[Records supplied]

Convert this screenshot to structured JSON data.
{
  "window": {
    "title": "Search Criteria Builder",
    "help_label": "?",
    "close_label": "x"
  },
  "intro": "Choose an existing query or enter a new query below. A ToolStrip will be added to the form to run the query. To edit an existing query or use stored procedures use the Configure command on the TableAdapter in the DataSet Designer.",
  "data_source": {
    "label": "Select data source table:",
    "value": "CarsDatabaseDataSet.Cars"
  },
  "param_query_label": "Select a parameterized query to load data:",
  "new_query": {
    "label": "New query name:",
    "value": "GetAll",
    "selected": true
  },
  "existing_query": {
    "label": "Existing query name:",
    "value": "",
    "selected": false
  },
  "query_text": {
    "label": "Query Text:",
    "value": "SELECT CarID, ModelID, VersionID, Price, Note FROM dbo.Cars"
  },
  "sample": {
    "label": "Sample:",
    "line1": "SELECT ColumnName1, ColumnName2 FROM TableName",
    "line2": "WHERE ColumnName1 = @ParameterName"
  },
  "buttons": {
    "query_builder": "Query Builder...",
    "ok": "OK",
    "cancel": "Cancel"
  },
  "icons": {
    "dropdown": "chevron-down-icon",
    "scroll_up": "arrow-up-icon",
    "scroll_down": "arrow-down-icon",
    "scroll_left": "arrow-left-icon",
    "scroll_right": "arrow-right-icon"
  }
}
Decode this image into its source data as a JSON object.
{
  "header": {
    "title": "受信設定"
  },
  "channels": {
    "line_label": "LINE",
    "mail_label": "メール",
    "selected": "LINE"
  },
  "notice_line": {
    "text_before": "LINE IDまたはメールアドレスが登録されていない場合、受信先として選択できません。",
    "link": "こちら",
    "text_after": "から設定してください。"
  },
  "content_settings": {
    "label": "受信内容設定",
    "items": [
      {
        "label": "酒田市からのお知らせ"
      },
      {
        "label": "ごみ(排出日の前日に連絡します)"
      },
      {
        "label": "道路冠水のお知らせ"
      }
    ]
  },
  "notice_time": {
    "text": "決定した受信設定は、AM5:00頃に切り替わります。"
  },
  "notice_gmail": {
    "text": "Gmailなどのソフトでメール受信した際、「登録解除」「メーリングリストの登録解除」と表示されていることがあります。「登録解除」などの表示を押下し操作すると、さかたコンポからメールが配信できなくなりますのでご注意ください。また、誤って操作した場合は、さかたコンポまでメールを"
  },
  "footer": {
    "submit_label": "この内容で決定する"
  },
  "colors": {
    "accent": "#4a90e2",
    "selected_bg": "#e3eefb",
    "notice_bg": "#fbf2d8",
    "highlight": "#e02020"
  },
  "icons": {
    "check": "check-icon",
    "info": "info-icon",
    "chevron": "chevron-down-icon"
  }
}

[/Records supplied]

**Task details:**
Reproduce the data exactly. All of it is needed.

**Answer area:**
Convert this screenshot to structured JSON data.
{
  "window": {
    "title": "Search Criteria Builder",
    "help_label": "?",
    "close_label": "x"
  },
  "intro": "Choose an existing query or enter a new query below. A ToolStrip will be added to the form to run the query. To edit an existing query or use stored procedures use the Configure command on the TableAdapter in the DataSet Designer.",
  "data_source": {
    "label": "Select data source table:",
    "value": "CarsDatabaseDataSet.Cars"
  },
  "param_query_label": "Select a parameterized query to load data:",
  "new_query": {
    "label": "New query name:",
    "value": "GetAll",
    "selected": true
  },
  "existing_query": {
    "label": "Existing query name:",
    "value": "",
    "selected": false
  },
  "query_text": {
    "label": "Query Text:",
    "value": "SELECT CarID, ModelID, VersionID, Price, Note FROM dbo.Cars"
  },
  "sample": {
    "label": "Sample:",
    "line1": "SELECT ColumnName1, ColumnName2 FROM TableName",
    "line2": "WHERE ColumnName1 = @ParameterName"
  },
  "buttons": {
    "query_builder": "Query Builder...",
    "ok": "OK",
    "cancel": "Cancel"
  },
  "icons": {
    "dropdown": "chevron-down-icon",
    "scroll_up": "arrow-up-icon",
    "scroll_down": "arrow-down-icon",
    "scroll_left": "arrow-left-icon",
    "scroll_right": "arrow-right-icon"
  }
}
Decode this image into its source data as a JSON object.
{
  "header": {
    "title": "受信設定"
  },
  "channels": {
    "line_label": "LINE",
    "mail_label": "メール",
    "selected": "LINE"
  },
  "notice_line": {
    "text_before": "LINE IDまたはメールアドレスが登録されていない場合、受信先として選択できません。",
    "link": "こちら",
    "text_after": "から設定してください。"
  },
  "content_settings": {
    "label": "受信内容設定",
    "items": [
      {
        "label": "酒田市からのお知らせ"
      },
      {
        "label": "ごみ(排出日の前日に連絡します)"
      },
      {
        "label": "道路冠水のお知らせ"
      }
    ]
  },
  "notice_time": {
    "text": "決定した受信設定は、AM5:00頃に切り替わります。"
  },
  "notice_gmail": {
    "text": "Gmailなどのソフトでメール受信した際、「登録解除」「メーリングリストの登録解除」と表示されていることがあります。「登録解除」などの表示を押下し操作すると、さかたコンポからメールが配信できなくなりますのでご注意ください。また、誤って操作した場合は、さかたコンポまでメールを"
  },
  "footer": {
    "submit_label": "この内容で決定する"
  },
  "colors": {
    "accent": "#4a90e2",
    "selected_bg": "#e3eefb",
    "notice_bg": "#fbf2d8",
    "highlight": "#e02020"
  },
  "icons": {
    "check": "check-icon",
    "info": "info-icon",
    "chevron": "chevron-down-icon"
  }
}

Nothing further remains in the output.